What to do: A good rule of thumb is to replace eye makeup every season; toss lotions and liquid foundation every six months; and get fresh power-based products, lipstick, and nail polish every two years.

ON-THE-GO

KeysAnyone who drives — or just plans on returning home at the end of the day — probably has a set in their pocket, but who thinks about keeping keys clean?

What to do: The fact that many keys are made of brass, a copper alloy, offers some protection because it’s naturally antibacterial [22] [23] [24]. But occasionally scrubbing keys with plain ol’ soap or using a disinfectant probably won’t hurt, and at the very least shining them up offers some aesthetic benefits.

Phone: Studies have repeatedly cited mobile phones as risk factors for infection, and we largely have our own unwashed hands to blame [25] [26] [27]. (One study found fecal bacteria on 1 in 6 phones!)

What to do: The clean up is simple: Power down the device once per week (more during cold and flu season) and wipe with a disinfectant cloth.

LIVING ROOM

TV Remote: A hospital hygiene study found that the remote controls were three times dirtier than anything else in the room, while another study found that nearly half of the remotes tested positive for antibiotic-resistant staph [35].

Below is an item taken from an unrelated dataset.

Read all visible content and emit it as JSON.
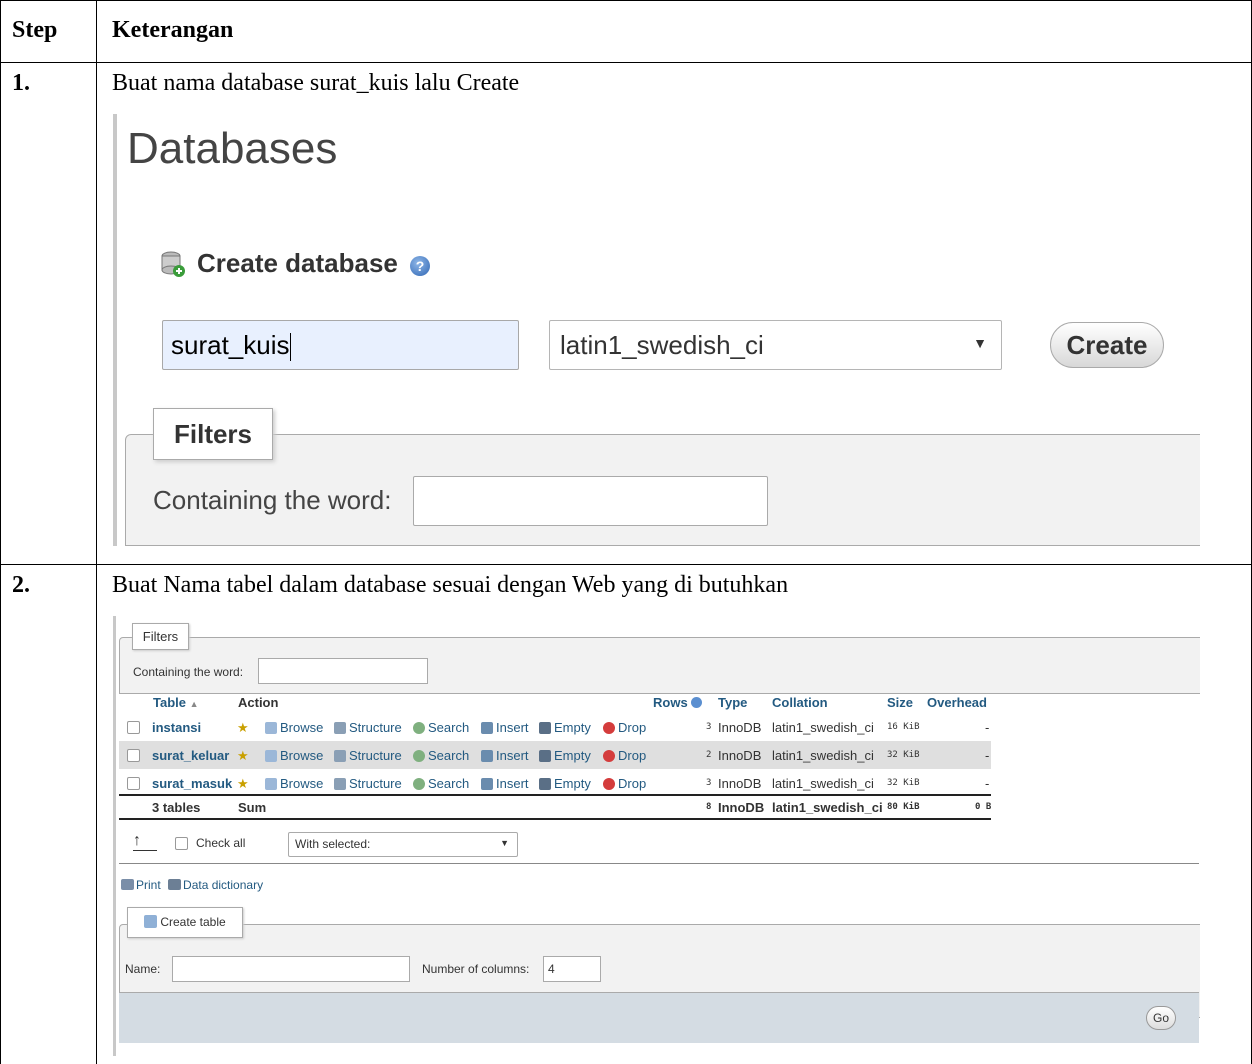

What to do: Wipe down remote controls with any hard surface disinfectant or a handy dandy antibacterial wipe regularly — and especially if it’s been used by a sick person recently!

 

Read the full article here.